Habacher: A few years ago, I tested a Billa store (an Austrian subsidiary of REWE). The store had a stair lift at the entrance but since it was rarely being used, the employees didn’t know how to operate it. It took nearly 15 minutes until I was finally inside the store and able to buy something. In the end, I had to wheel through the warehouse to get inside the store. After my shopping trip, I posted a picture of the stair lift on Instagram. A few minutes later, the social media department of Billa contacted me via Twitter and promised to look into this. 30 minutes later, I received a call from the store where I had left my number requesting to talk with store management. The store’s assistant manager told me that a representative from the head office had already been to the store and trained all of the employees. The best part of this story for me is that it proves that you can definitely make a difference and change things.

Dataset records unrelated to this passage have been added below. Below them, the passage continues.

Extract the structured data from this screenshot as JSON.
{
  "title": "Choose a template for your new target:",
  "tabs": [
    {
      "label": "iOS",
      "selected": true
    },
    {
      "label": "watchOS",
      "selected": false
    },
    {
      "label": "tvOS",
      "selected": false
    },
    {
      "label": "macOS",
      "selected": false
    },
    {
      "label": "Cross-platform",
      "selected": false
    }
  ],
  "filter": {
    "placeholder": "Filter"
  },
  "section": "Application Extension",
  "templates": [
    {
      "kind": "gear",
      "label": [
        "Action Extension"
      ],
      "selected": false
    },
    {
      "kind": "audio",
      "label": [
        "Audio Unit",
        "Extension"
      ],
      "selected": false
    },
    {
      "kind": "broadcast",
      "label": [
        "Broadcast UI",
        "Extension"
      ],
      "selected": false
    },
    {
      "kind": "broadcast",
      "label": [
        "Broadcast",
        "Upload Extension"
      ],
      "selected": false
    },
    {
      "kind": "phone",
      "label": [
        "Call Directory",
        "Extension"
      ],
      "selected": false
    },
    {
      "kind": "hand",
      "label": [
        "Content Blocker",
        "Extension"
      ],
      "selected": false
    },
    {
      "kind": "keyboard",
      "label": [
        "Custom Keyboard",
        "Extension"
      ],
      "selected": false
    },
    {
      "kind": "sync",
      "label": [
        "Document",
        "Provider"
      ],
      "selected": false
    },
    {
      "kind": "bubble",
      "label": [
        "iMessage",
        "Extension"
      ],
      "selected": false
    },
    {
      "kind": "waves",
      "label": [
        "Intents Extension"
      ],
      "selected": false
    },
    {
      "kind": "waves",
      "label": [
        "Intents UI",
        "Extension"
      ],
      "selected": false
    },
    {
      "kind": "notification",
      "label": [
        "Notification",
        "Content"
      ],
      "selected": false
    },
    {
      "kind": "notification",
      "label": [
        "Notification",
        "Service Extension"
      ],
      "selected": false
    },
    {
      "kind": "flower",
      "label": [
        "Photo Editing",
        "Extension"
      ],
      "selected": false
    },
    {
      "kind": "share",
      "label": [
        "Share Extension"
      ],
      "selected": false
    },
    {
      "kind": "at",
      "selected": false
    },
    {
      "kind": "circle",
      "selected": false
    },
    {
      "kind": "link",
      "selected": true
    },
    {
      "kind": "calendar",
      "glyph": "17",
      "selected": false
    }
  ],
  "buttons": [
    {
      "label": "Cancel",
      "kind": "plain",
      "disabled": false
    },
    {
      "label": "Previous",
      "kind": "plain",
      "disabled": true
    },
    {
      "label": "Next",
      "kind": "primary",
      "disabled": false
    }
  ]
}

What does inclusion mean to you?
Habacher: I have already answered this in the following video:
Since the video has no English captions, you can read the translation of what was said right here:
Barbara Stöckel: What does inclusion mean to you? Is it a real concern for you or do you say, "I just live my life as it comes with the problems I face, my job and my interests – let others take care of it."?
Habacher: To me, inclusion means if one of my Facebook friends whom I have chatted and shared photos with extensively over the past three weeks – meaning, someone I don’t see every day – hosts a birthday party, sends me a Facebook invitation and I am able to go. And I am able to go inside the restaurant, am able to use the restroom there and get a little drunk with that person. And if that works out well…
Stöckel: Which order takes priority in this case? I have an idea...
Habacher: Walking in the door and the restroom. Then I can decide whether I get drunk or not. (laughs)
Stöckel: But first you have to get drunk and then you need to use the restroom.
Habacher: No, first I need to see whether the restroom works for me. If I am already drunk and then start to look for a restroom, things will take a tragic turn.Stöckel: I get it ... (laughs)